After the US mid-term elections, “progressive” publications heaped praise on those Democrats who were able to unseat their opponents by staying mum on issues of race and immigration. Reactionary politicking devoid of principle is as effective in the long term as admonishing a rule breaker about “the way it’s always been done” without being able to explain why it is so. It is the organizational equivalent of De Beauvoir’s Serious Man: unethical in its adherence to rules that have been shown to be ineffective and acceptance of the terms of a race that will inevitably lead to the bottom. When one side, misled or not, is fighting for what they perceive as the soul of a nation, and the other is talking about points, strategy and prudence, it is easy enough to predict the outcome of the fight. By playing into the hands of those who would destroy norms and set their own rules, this class of politicians has already lost the game.
Although the precise mechanisms may seem new, even a cursory review of De Beauvoir’s and particularly Arendt’s work highlights the precedents in history for the spiralling situation we find ourselves in today.
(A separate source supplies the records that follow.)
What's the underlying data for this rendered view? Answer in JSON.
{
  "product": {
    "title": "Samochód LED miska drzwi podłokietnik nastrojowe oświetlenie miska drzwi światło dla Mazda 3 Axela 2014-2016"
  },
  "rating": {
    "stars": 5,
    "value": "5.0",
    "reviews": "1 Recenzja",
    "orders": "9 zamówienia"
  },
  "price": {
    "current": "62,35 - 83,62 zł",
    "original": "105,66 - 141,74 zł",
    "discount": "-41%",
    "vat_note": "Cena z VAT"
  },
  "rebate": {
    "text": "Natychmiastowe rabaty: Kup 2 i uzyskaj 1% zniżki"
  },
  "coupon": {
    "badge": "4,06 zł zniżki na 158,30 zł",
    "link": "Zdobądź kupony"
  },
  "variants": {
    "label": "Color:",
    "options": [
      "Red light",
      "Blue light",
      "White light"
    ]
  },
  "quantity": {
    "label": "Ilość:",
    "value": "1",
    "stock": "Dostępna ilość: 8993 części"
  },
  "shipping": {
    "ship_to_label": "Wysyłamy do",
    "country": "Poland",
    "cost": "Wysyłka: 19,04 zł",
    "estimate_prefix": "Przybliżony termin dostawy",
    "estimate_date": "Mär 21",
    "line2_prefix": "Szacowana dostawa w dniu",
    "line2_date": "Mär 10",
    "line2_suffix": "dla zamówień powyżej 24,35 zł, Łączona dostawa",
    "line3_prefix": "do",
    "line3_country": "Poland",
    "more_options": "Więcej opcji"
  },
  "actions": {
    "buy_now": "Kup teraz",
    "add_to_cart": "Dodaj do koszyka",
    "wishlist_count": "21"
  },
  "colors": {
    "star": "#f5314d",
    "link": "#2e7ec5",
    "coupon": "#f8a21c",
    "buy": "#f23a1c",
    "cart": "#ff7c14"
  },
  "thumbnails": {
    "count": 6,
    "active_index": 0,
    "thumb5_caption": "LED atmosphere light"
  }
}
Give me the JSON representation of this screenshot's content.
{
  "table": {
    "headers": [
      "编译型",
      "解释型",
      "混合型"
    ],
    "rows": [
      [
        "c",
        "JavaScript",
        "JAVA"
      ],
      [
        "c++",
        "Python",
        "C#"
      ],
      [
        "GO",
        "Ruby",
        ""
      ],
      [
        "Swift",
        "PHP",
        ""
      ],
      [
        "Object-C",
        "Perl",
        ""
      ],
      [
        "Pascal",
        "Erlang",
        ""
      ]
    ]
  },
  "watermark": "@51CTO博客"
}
It will, as such, be our conscientious decision, as individuals and as a society, whether to learn from or ignore the lessons of the past. In making that decision it is worth keeping in mind James Baldwin’s warning, that “anyone who insists on remaining in a state of innocence long after that innocence is dead turns himself into a monster”.
 De Beauvoir, S. (1946). Pour une morale de l’ambiguïté. France: Gallimard.
 Arendt, H. (1951). The Origins of Totalitarianism. New York: Harvest. (“Origins”)
 Arendt, H. (1963). Eichmann in Jerusalem: A Report on the Banality of Evil. London: Penguin.
 Origins, supra, p. 331.
 Wintour, Patrick (2018, 22 November). Hillary Clinton: Europe must curb immigration to stop rightwing populists. The Guardian. Retrieved http://www.theguardian.com.
About the author:
Fabia Chenivesse-Wong. Fabia studied and practiced law at a regional law firm in her hometown of Toronto, Canada, before moving to The Hague, the Netherlands, in 2011. For six years she worked for UN tribunals, prosecuting international crime. Currently based in the south of France, she writes about gender, race, culture and the law.